Now that I think of it, I dislike pillows for the same reason I harbor ill will toward those pesky, if life-saving, head restraints in some cars. All cars have them now, but only some cause problems. Bill has an Acura from which he removed the head restraints because they kept giving us migraines – and don’t think we don’t worry about that every time we use that car.
I asked the Acura dealer why the angles were so egregious, pointing out they were not nearly so in my Honda Accord, but they defended this alleged flaw by referencing “studies” that have shown this angle to be the best at keeping the body’s natural alignment intact
Let’s be grateful these people aren’t doctors.
When you sit in the car and pull on that imaginary marionette’s string on the top of your head, you can’t, you know, sit up straight. Not with head restraints like that. Your head is forced forward and slightly down on your poor neck at a wrenching angle.
The Acura Angle.
My Accord’s head restraints are angled, too, but not as severely. Even so, I still got headaches at first, so we pulled the head restraints out of the seatbacks and turned them around, facing backward. This way I still have adequate protection without the headache. Not possible with Bill’s Acura – the manufacturer having curved the steel posts that keep its head restraints in place, making it impossible to turn them around.
I’ve yet to find this head restraint issue a problem on a train in this country or any other I’ve been fortunate enough to visit, but it is certainly a problem on airplanes. And just like with cars, the angles vary from one make of plane to another. And the worst of it is that a little relief, once yours for the asking, comes at a price. At one time a couple of extra pseudo-pillows covered with gauze-like “pillowcases” could be had from the stewardess and put behind your back to ease the strain on your neck. She might even have helped you place them properly. But now those pillows cost extra – per pillow. And she’s busy making change while someone’s kids are running back and forth, so don’t expect help positioning them. So much for comfort, or stress relief for the back and neck – or the wallet.

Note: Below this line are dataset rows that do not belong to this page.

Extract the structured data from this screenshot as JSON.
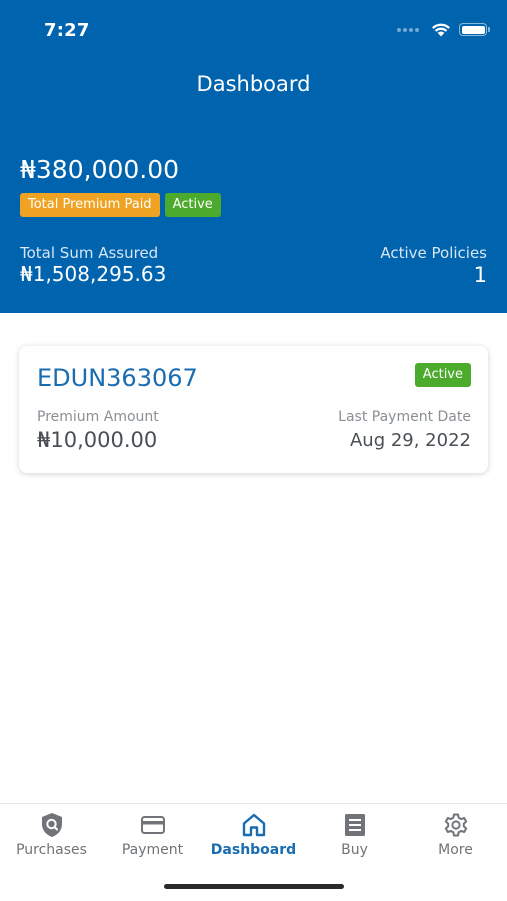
{
  "status_bar": {
    "time": "7:27"
  },
  "header": {
    "title": "Dashboard",
    "total_premium_value": "₦380,000.00",
    "total_premium_badge": "Total Premium Paid",
    "status_badge": "Active",
    "sum_assured_label": "Total Sum Assured",
    "sum_assured_value": "₦1,508,295.63",
    "active_policies_label": "Active Policies",
    "active_policies_value": "1"
  },
  "policy_card": {
    "policy_number": "EDUN363067",
    "status": "Active",
    "premium_label": "Premium Amount",
    "premium_value": "₦10,000.00",
    "last_payment_label": "Last Payment Date",
    "last_payment_value": "Aug 29, 2022"
  },
  "tabs": [
    {
      "label": "Purchases",
      "icon": "shield-icon",
      "active": false
    },
    {
      "label": "Payment",
      "icon": "credit-card-icon",
      "active": false
    },
    {
      "label": "Dashboard",
      "icon": "home-icon",
      "active": true
    },
    {
      "label": "Buy",
      "icon": "document-icon",
      "active": false
    },
    {
      "label": "More",
      "icon": "gear-icon",
      "active": false
    }
  ],
  "colors": {
    "brand_blue": "#0063ae",
    "accent_blue": "#1a6cb0",
    "badge_orange": "#f0a323",
    "badge_green": "#4caa2c"
  }
}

Manufacturers’ time might be better spent at the ballet barre – they could use what they learn there, watching their posture in the mirror, to author a study that might mean something.